Nested conditionals are so much fun to explain in prose! /s
Alright, so it seemed we could get extractRelativePath to return a path that arbitrarily traversed *as long as* it started with /storage/ and ended with a /.
We happened to have access to an unpatched Android 11 device, so we fired up Android Studio and created a ‘Basic Views Activity’ Android Application Package (APK) targeting API 30: Android 11.0.
Spoiler alert: Since Android 11 changed to enforcing scoped storage, we eventually shifted to targeting API 29: Android 10 and requesting legacy external storage.
In our build.gradle(:app), we included the following:
|Note the required annotation because Google Play requires that APKs target API 31+, as of this post.|
In our AndroidManifest.xml, via this, we included the following:
|We almost forgot to manually grant the READ_EXTERNAL_STORAGE permission to the APK in ‘Settings > Apps & Notifications > cve202321093poc > Permissions > Files and media.’ Since we installed the APK via Android Studio, this was a required step.|
We created a non-empty file /storage/emulated/0/seer.txt via an adb shell:
Note the permissions on /storage/emulated/0/seer.txt. It was octal 600 for u0_a126, but who was that?
An AID in the 10000-19999 range is an application user. A quick check on a nearby rooted phone revealed it was the Application Identifier (AID) for the Media module.
Back to work, though – we added the following to onClick in our Android Studio project:
When accessing on a vulnerable version of Android, MediaProvider seemed to throw an IOException:
…as noted here.
When accessing on a patched version of Android, MediaProvider seemed to throw either an IllegalStateException or a SecurityException:

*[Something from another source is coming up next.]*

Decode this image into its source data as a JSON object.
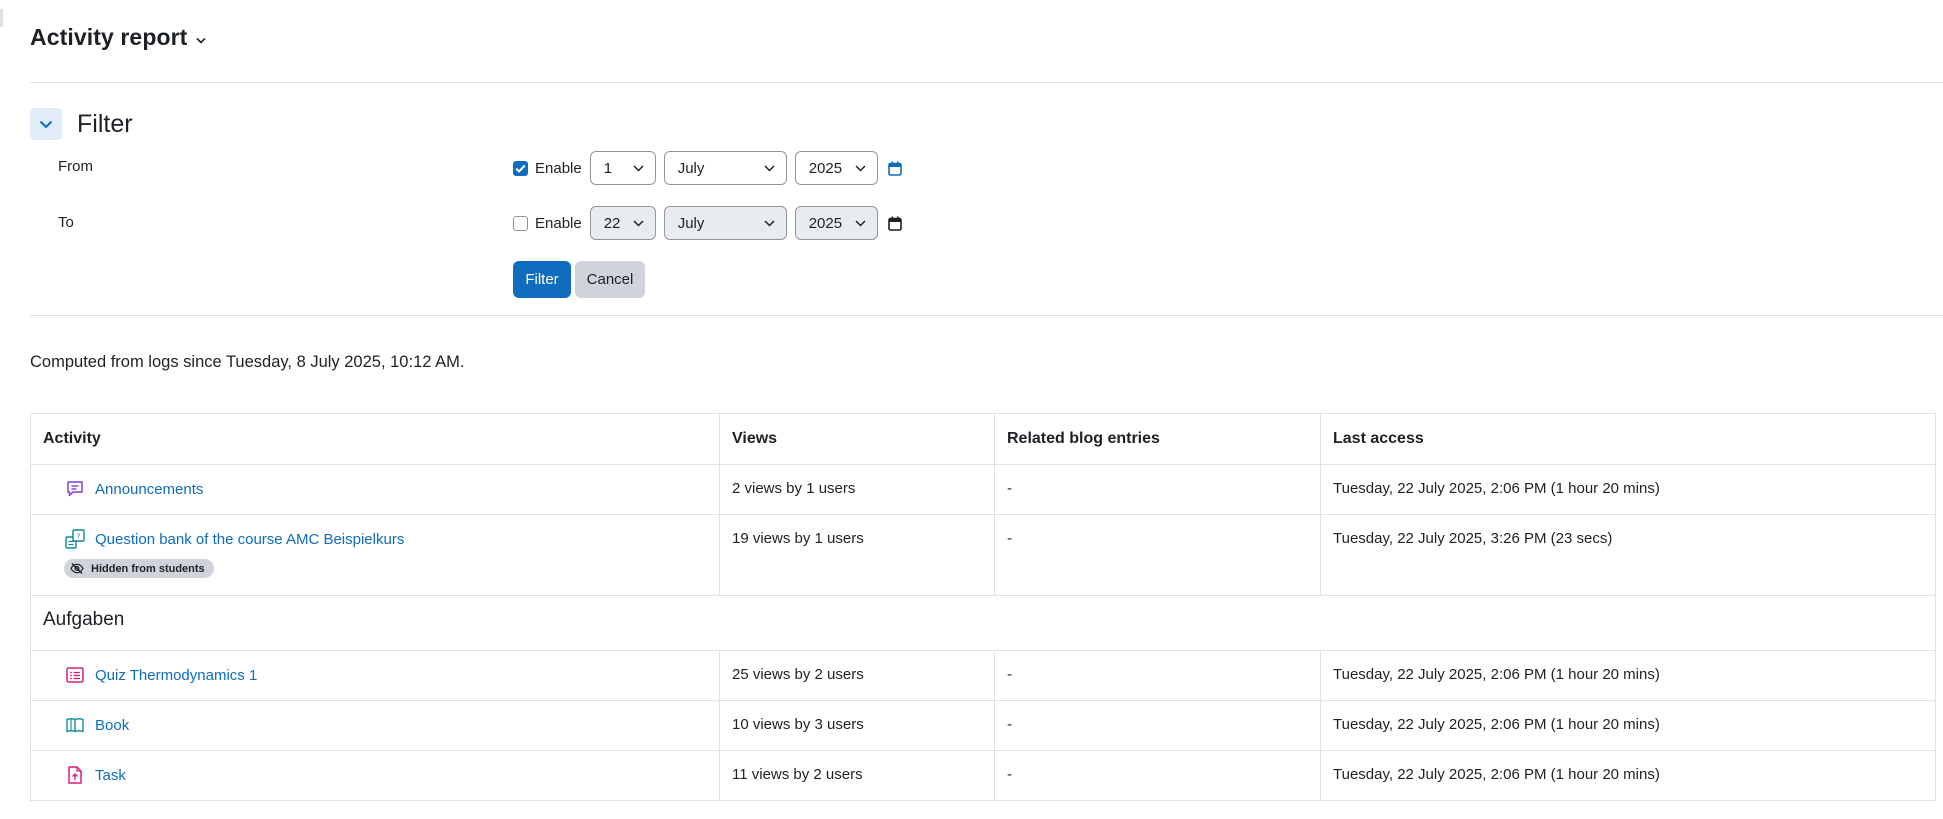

…as noted here.
|For the unfamiliar, Java can catch multiple exceptions with a single catch.|
Interestingly, both paths were canonicalized… We must have not hit the desired code path – i.e., we did not trigger extractRelativePath. hmm…
## The Finish Line
We seemed to have hit a brick wall. So, back to the beginning. We re-read the Java File API:
|[…] resolving symbolic links|
We had tried a lot of alternatives with relative paths. So we shifted to symbolic links. We also wanted to guarantee we genuinely had file read access, so we modified our onClick to the following:
|Due credit to Anupam Chugh at DigitalOcean for the file-reading boilerplate.|
If we saw the file contents in logcat under the tag SEER inputText, we were golden. We ran the APK and…
Boo! SELinux in Android blocked us!
Unsurprisingly, the target device was rooted. So we disabled it:
We tried, again, and…
Who brought cake?!
Let us review what we accomplished.
Android sandboxes all applications using Linux User Identifiers (UIDs), commonly known as AIDs on Android. Let us review permissions on the two relevant files:
The POC APK symlink, /storage/emulated/0/Android/data/com.seer.cve202321093java/files/blah, was a mode 777 symbolic link with the POC APK as owner and app-private data directories on external storage as group.
The target file, /storage/emulated/0/seer.txt, had octal 600 permissions for the Media module AID.
Note how the AID of the APK (10142) did not share any groups with the media provider (10126). This is the key – we accessed a file owned by another AID in a directory owned by another AID.
So what did we do? We created a POC that exploited** CVE-2021-21093.
* …as long as you can publish an expired targetSdk to the Android Play Store
* …andddddd the target has SELinux in permissive mode
Is this groundbreaking? No.
But this article demonstrated the CVE POC process we employ:
- Find an attractive CVE
- Research, research, research!
- Play with the code until it does what you need
- Document all the things!
If you made it this far and find yourself or your company in need of deep technical, offensive requirements, reach out to us!
Thank you for reading! Remember to check back in as we plan to publish more posts!
/Owl Cyber Defense SEER Lab
P.S. Random fun fact: while developing this POC, we discovered the hidden API content://media/. Even more fun, we learned we were not the first!